Mobility is one major trend in the industry and also a cornerstone of our Wolters Kluwer strategy. People are using more and more tablets and smartphones, also in their daily professional routine. One recent trend in marketing is to exploit the behavior of people using more than one device at the same time (like a TV and a tablet) for addressing new sales channels, e.g. offering products on the tablet, which are complementing the format the user is currently consuming on TV. Translating this trend into our world could solve one major obstacle we currently face in product design. Read further >
… and jogging is significantly reducing intelligence …and information really helps our customers.
I just went through a speech, which Neil Postman held back in 1990, where he cited people from even 50 more years back in time. And I find it hard to refute his central claims, including: “Information is not part of the solution, but instead creates new sorts of problems”.
A bigger part of the Netherlands is located under sea level, which gives me the association of living in a submarine. But this does not imply that the Dutch are hiding from anything, quite on the contrary!
Last summer, I was sitting in an impressive hall with thick walls and a gothic style ceiling in a European capital, which made me feel as if I was able to touch the centuries and traditions all around me. Read further >
The use of quantitative prediction continues to shake up numerous professional services industries by automating or semi-automating tasks previously performed by experts. Professor Daniel Katz (Michigan State University) has offered up an analysis of how quantitative prediction is already changing the legal services industry (Quantitative Legal Prediction – or – How I Learned to Stop Worrying and Start Preparing for the Data Driven Future of the Legal Services Industry, 62 Emory Law Journal ___ (2013) (working draft)). Although Katz’s analysis focuses on legal services, the trends discussed can be applied to other professional service industries, including tax planning and accounting services. Quantitative prediction promises to automate or semi-automate many core questions asked by professionals and their clients: Do I have a case? What is our likely exposure? How much is this going to cost? Are these documents relevant? What will happen if we leave this particular provision out of this contract? How can we best staff this particular legal matter? Read further >
I am not really sure, if this is a correct English sentence, but abbreviations show that meaning and semantics indeed have a lot to tell us. Looking at Wikipedia, you will find that “ISWC” has four different meanings – and I am pretty sure that there are even more around the globe.
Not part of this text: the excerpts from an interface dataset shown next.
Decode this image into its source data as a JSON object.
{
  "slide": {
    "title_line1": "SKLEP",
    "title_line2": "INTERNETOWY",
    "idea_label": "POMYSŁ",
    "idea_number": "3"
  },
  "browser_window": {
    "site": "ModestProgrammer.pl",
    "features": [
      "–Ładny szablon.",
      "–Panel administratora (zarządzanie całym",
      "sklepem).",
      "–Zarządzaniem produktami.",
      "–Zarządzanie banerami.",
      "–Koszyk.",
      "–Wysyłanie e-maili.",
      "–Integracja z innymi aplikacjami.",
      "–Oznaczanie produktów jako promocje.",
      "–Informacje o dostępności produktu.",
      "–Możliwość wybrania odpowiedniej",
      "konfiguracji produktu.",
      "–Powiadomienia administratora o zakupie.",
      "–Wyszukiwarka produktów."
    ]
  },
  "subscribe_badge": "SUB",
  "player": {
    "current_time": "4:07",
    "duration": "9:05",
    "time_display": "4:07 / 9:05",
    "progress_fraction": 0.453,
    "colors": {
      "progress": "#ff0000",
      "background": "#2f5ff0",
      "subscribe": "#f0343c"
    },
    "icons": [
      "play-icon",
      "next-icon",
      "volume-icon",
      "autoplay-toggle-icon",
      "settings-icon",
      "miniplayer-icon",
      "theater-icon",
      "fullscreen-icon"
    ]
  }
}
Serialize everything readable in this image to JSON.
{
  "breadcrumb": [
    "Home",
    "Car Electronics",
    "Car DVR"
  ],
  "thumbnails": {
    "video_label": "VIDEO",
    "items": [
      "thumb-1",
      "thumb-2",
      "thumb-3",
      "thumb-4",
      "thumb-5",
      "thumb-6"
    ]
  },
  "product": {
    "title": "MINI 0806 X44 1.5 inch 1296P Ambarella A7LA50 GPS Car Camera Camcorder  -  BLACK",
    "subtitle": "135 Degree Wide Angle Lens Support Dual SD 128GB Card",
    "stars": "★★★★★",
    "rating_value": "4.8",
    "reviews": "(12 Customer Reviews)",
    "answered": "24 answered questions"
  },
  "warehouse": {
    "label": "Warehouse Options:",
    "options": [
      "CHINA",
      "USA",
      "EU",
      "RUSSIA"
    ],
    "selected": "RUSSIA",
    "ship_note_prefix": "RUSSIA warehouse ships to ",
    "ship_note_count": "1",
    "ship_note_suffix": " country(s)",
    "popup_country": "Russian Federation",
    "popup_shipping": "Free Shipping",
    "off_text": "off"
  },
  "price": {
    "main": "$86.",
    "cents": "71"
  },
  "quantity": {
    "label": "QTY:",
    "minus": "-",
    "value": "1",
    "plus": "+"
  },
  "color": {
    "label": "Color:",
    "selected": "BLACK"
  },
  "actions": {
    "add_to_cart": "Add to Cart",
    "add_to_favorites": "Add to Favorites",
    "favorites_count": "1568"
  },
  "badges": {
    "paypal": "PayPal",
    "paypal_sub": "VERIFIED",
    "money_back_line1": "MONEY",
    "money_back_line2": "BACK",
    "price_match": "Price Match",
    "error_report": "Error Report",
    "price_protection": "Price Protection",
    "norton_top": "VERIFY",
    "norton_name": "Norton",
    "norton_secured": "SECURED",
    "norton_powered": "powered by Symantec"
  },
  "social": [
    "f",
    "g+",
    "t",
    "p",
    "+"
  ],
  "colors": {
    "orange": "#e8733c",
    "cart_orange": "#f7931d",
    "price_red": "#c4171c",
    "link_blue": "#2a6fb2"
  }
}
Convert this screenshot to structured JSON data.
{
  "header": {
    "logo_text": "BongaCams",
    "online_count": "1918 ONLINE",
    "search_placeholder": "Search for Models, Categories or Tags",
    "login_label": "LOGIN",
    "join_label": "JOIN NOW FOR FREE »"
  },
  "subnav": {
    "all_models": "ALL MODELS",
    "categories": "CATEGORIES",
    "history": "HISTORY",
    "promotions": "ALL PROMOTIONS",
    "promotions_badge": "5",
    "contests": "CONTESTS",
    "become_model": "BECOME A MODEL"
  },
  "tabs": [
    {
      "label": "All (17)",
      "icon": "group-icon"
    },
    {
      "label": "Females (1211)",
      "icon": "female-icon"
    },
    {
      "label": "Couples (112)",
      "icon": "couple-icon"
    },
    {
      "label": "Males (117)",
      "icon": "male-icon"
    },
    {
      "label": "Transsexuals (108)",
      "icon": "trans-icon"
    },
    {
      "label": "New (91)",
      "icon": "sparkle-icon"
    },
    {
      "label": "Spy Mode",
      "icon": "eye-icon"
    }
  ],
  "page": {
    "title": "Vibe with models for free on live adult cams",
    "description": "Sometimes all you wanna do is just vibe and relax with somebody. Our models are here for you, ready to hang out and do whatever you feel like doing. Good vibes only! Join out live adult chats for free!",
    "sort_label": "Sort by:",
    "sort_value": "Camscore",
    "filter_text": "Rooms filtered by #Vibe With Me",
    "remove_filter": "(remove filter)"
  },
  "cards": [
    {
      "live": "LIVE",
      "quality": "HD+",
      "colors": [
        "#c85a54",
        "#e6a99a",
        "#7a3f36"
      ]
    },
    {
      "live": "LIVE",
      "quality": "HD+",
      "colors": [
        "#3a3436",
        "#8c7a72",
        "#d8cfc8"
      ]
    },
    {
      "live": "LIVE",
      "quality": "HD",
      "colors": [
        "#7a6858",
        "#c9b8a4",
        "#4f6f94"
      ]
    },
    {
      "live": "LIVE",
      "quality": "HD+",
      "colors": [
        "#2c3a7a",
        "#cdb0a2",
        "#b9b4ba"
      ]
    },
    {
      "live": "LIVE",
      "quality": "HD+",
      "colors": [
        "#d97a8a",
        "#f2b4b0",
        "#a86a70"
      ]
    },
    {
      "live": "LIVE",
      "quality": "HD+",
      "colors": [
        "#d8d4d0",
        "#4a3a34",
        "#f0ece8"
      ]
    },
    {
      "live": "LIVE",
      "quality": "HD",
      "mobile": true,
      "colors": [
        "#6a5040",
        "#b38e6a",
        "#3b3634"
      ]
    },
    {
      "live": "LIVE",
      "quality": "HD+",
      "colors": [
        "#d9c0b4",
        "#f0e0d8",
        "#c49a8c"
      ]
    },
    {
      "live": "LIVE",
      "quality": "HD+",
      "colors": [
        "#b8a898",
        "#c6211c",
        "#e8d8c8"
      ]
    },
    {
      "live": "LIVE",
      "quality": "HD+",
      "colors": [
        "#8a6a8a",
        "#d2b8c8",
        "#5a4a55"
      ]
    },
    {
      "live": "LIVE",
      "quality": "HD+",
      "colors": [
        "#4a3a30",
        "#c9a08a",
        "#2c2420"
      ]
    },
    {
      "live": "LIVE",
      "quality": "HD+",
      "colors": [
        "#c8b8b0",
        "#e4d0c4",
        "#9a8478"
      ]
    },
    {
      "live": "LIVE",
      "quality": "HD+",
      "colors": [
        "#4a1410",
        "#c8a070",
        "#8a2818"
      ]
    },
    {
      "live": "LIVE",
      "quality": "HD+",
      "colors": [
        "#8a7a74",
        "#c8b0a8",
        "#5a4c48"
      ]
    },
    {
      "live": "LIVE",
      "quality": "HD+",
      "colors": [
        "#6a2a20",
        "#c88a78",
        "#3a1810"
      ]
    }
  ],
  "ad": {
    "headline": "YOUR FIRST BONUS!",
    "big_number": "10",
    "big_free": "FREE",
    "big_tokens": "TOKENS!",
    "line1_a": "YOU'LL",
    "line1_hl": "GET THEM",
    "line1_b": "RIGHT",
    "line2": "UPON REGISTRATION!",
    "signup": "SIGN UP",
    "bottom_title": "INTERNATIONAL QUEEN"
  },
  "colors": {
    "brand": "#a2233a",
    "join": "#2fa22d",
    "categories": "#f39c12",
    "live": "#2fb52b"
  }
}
One is: “International Symposium on Wearable Computers”. There are also others, which are as meaningful like: “International Speed Windsurfing Class” or “International Semantic Web Conference”; the latter I will talk about today.
During this year’s Wolters Kluwer Technology Conference, we will present and discuss an important aspect of the change process the company as a whole is currently experiencing.
In addition to offering customers our content as textual information in any form and channel available, we more and more offer them knowledge as well. And the importance of this asset will be boosted in the coming years, due to new user requirements and new technologies coming from the market.
Companies continue to be excited about the possibilities of big data, including how data on their customers might reveal new patterns and insights. Although a lot of attention has focused on the benefits of big data, less attention has been paid to the new ethical complications big data presents. An upcoming book, Ethics of Big Data: Balancing Risk and Innovation (O’Reilly), will attempt to address these ethical issues. Howard Wen at O’Reilly Radar does a good job of highlighting some of the most prominent ethical issues which the book is expected to cover. The primary ethical issues involve the privacy expectations of those from whom the data is collected. Read further >
Last week, more than 300 experts and executives from German publishing houses met in Berlin near the famous Brandenburg Gate in order to talk about the current situation and the challenges within the publishing industry in Germany.
The conference widened the scope this year and invited quite a number of speakers from the US, Canada and the UK, which was very fruitful for the discussions going on.
I think that three different areas were in the center of the presentations and workshops:
- The general transformation process of publishing houses with regard to the rapidly changing user behavior and the user expectations (“Digital natives”)
- The transformation process from a (print) product centric view to a content centric view and the accompanying challenges around metadata and content enrichment, context and discoverability of content
- The rapid growth of mobile applications, mainly in the area of tablet PCs, but also around smartphones